Several analysts and
respected members of the gold community have stated that the confiscation of
gold is unlikely because the conditions that precipitated it in 1933
don’t exist anymore. We agree wholeheartedly with that view. But we
feel that the confiscation of gold is extremely
likely for very different reasons.
For the last 40+ year, the
world has used un-backed paper money and attempted to discredit gold. This
system is entirely reliant on the confidence people have in governments and
the central banks that issue money the money (at will). Over the 40 years of
this experiment, gold has gone from $35 to $1,715, a rise of nearly 50 times.
Since 2007 we’ve seen banking crises across the developed world leaving
bankers borrowing money from central banks and lending it back to them,
rather than lend it out into the general economies or in some cases to each
Before we continue, we
would like to stress one point that gold investors must be made aware of.
This is not simply an academic discussion. If we are wrong, you will continue to own your gold with it under
your full control. If we are right and you haven’t acted prudently to
protect against confiscation, you will lose your gold. It’s all about
risks and rewards.
With gold being of a value
far in excess of its price in the monetary system –as seen in its use
as collateral via the Bank of International Settlements currency/gold swaps
of the last few years— and with gold soon to become a level 1 asset on
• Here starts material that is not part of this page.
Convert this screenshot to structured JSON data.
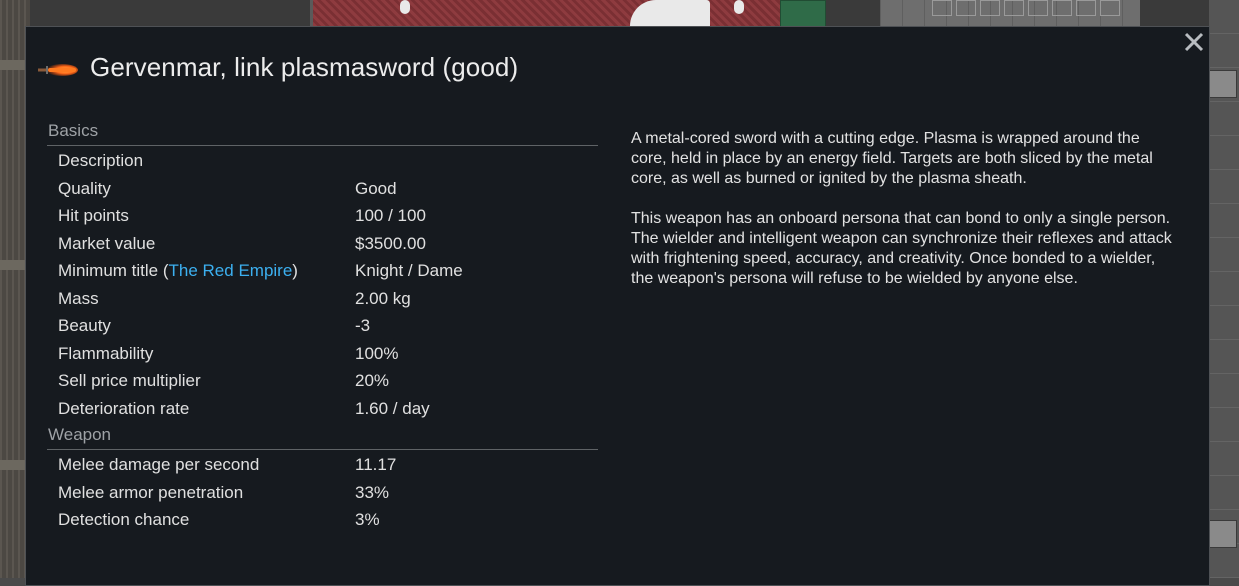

bank balance sheets, the demand for physical gold from the banking system as
well as from emerging world central banks is set to rise tremendously and
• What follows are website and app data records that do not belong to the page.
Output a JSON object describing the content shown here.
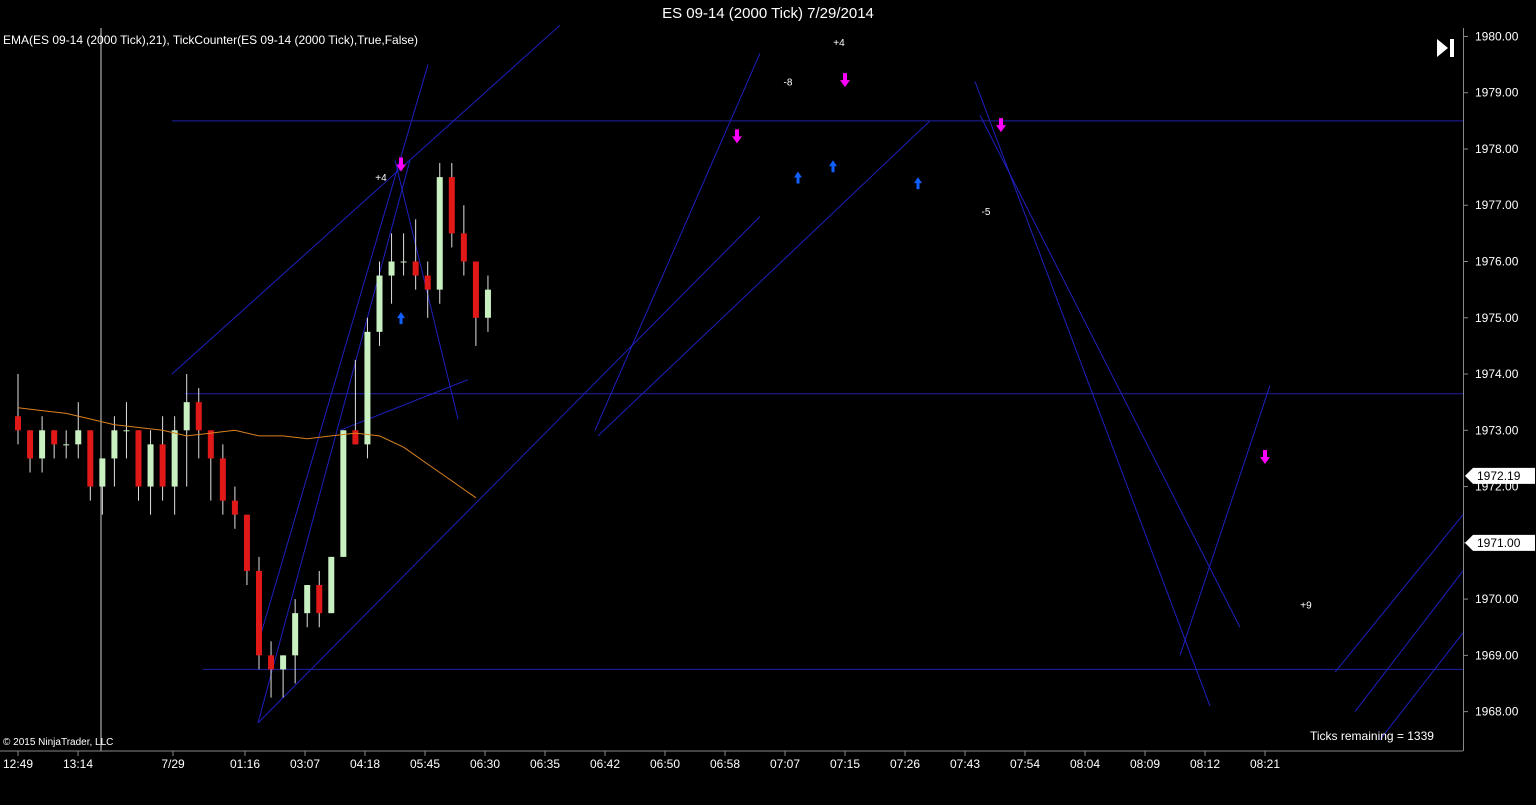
{
  "window": {
    "title": "ES 09-14 (2000 Tick)  7/29/2014"
  },
  "indicators_label": "EMA(ES 09-14 (2000 Tick),21),  TickCounter(ES 09-14 (2000 Tick),True,False)",
  "copyright": "© 2015 NinjaTrader, LLC",
  "ticks_remaining": "Ticks remaining = 1339",
  "colors": {
    "up_candle": "#c8f0c0",
    "down_candle": "#e01818",
    "ema": "#d9821e",
    "trendline": "#1f1fbf",
    "hline": "#1f1fa8",
    "arrow_down": "#ff00ff",
    "arrow_up": "#1060ff",
    "axis": "#888888"
  },
  "chart_data": {
    "type": "candlestick",
    "ylim": [
      1967.3,
      1980.15
    ],
    "y_ticks": [
      "1980.00",
      "1979.00",
      "1978.00",
      "1977.00",
      "1976.00",
      "1975.00",
      "1974.00",
      "1973.00",
      "1972.00",
      "1971.00",
      "1970.00",
      "1969.00",
      "1968.00"
    ],
    "y_tick_values": [
      1980,
      1979,
      1978,
      1977,
      1976,
      1975,
      1974,
      1973,
      1972,
      1971,
      1970,
      1969,
      1968
    ],
    "x_labels": [
      "12:49",
      "13:14",
      "7/29",
      "01:16",
      "03:07",
      "04:18",
      "05:45",
      "06:30",
      "06:35",
      "06:42",
      "06:50",
      "06:58",
      "07:07",
      "07:15",
      "07:26",
      "07:43",
      "07:54",
      "08:04",
      "08:09",
      "08:12",
      "08:21"
    ],
    "x_label_bars": [
      0,
      5,
      12,
      17,
      22,
      27,
      32,
      37,
      42,
      47,
      52,
      57,
      62,
      67,
      72,
      77,
      82,
      87,
      92,
      97,
      102
    ],
    "last_price_label": "1972.19",
    "last_price": 1972.19,
    "current_price_label": "1971.00",
    "current_price": 1971.0,
    "candles": [
      [
        1973.25,
        1974.0,
        1972.75,
        1973.0
      ],
      [
        1973.0,
        1973.0,
        1972.25,
        1972.5
      ],
      [
        1972.5,
        1973.25,
        1972.25,
        1973.0
      ],
      [
        1973.0,
        1973.0,
        1972.5,
        1972.75
      ],
      [
        1972.75,
        1973.0,
        1972.5,
        1972.75
      ],
      [
        1972.75,
        1973.5,
        1972.5,
        1973.0
      ],
      [
        1973.0,
        1973.0,
        1971.75,
        1972.0
      ],
      [
        1972.0,
        1972.5,
        1971.5,
        1972.5
      ],
      [
        1972.5,
        1973.25,
        1972.0,
        1973.0
      ],
      [
        1973.0,
        1973.5,
        1972.5,
        1973.0
      ],
      [
        1973.0,
        1973.0,
        1971.75,
        1972.0
      ],
      [
        1972.0,
        1973.0,
        1971.5,
        1972.75
      ],
      [
        1972.75,
        1973.25,
        1971.75,
        1972.0
      ],
      [
        1972.0,
        1973.25,
        1971.5,
        1973.0
      ],
      [
        1973.0,
        1974.0,
        1972.0,
        1973.5
      ],
      [
        1973.5,
        1973.75,
        1972.5,
        1973.0
      ],
      [
        1973.0,
        1973.0,
        1971.75,
        1972.5
      ],
      [
        1972.5,
        1972.75,
        1971.5,
        1971.75
      ],
      [
        1971.75,
        1972.0,
        1971.25,
        1971.5
      ],
      [
        1971.5,
        1971.5,
        1970.25,
        1970.5
      ],
      [
        1970.5,
        1970.75,
        1968.75,
        1969.0
      ],
      [
        1969.0,
        1969.25,
        1968.25,
        1968.75
      ],
      [
        1968.75,
        1969.0,
        1968.25,
        1969.0
      ],
      [
        1969.0,
        1970.0,
        1968.5,
        1969.75
      ],
      [
        1969.75,
        1970.25,
        1969.5,
        1970.25
      ],
      [
        1970.25,
        1970.5,
        1969.5,
        1969.75
      ],
      [
        1969.75,
        1970.75,
        1969.75,
        1970.75
      ],
      [
        1970.75,
        1973.0,
        1970.75,
        1973.0
      ],
      [
        1973.0,
        1974.25,
        1972.75,
        1972.75
      ],
      [
        1972.75,
        1975.0,
        1972.5,
        1974.75
      ],
      [
        1974.75,
        1976.0,
        1974.5,
        1975.75
      ],
      [
        1975.75,
        1976.5,
        1975.25,
        1976.0
      ],
      [
        1976.0,
        1976.5,
        1975.75,
        1976.0
      ],
      [
        1976.0,
        1976.75,
        1975.5,
        1975.75
      ],
      [
        1975.75,
        1976.0,
        1975.0,
        1975.5
      ],
      [
        1975.5,
        1977.75,
        1975.25,
        1977.5
      ],
      [
        1977.5,
        1977.75,
        1976.25,
        1976.5
      ],
      [
        1976.5,
        1977.0,
        1975.75,
        1976.0
      ],
      [
        1976.0,
        1976.0,
        1974.5,
        1975.0
      ],
      [
        1975.0,
        1975.75,
        1974.75,
        1975.5
      ]
    ],
    "ema": [
      1973.4,
      1973.35,
      1973.3,
      1973.2,
      1973.1,
      1973.05,
      1973.0,
      1972.9,
      1972.95,
      1973.0,
      1972.9,
      1972.9,
      1972.85,
      1972.9,
      1972.95,
      1972.9,
      1972.7,
      1972.4,
      1972.1,
      1971.8
    ]
  },
  "annotations": [
    {
      "text": "+4",
      "series_index": 0
    },
    {
      "text": "-8",
      "series_index": 1
    },
    {
      "text": "+4",
      "series_index": 2
    },
    {
      "text": "-5",
      "series_index": 3
    },
    {
      "text": "+9",
      "series_index": 4
    }
  ]
}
soon. The Basel III discussions allow for this to happen any time between 1
January 2013 and 1 January 2015. If gold is re-rated to a level I asset, as
is proposed by Basel III (U.S. bankers are in on the discussions) then there
is not enough readily-available gold to provide both the central banks of the
world and the banking system with sufficient for gold to play this role.
That’s why your gold
may be confiscated.
The consequential impact
on the gold price is overwhelming. We’re moving into dangerous
financial waters in this regard which reminds us that ‘gold is money in
extreme times’, as Alan Greenspan said. But how? Investors hold gold in
the correct belief that it will rise as the monetary system decays; it has
done this since the turn of the century. When these times arrive, the price
of gold will not be as important as the number of ounces held by anyone.
What most gold investors
have done is to shrug off the probability that they may have their gold
confiscated by their government, ‘in the interests of national
financial security’. Confiscation is far more than just an event that
will hurt individuals. It will hurt institutions (who are allowed to own
gold) and change the world’s monetary system significantly.
Importantly, Central Banks
and the Authorities possibly will not wait for the monetary system to crash
before acting to ensure they have enough gold to keep the monetary system
working. They will act well ahead of that time to make sure they avoid a
collapse and attempt to engineer the event so as to catch gold investors by
surprise, removing their chances of making any contingency plans. With their
prime objective being to shore up confidence in the monetary and banking
system, they could not afford to signal the market about their intentions
beforehand. We are not just talking about the U.S.A. but many other countries
that may precede or follow the United States in these acts.
The trouble is that the
gold they ‘acquire’ may be yours. Wisdom demands that the banking
crises, which have been occurring since 2007, do not happen again because
this time around they may well collapse. Prudence demands that investors
don’t take that risk but act before it is too late. The risks of not
guarding against this eventuality are enormous; the rewards of guarding
against it are massive. If it doesn’t happen, then you will lose little
if anything. If confiscation does happen, then you lose a lot. It’s a
matter of risk and reward.
Julian D. W. Phillips
Standard or Money Supply Expander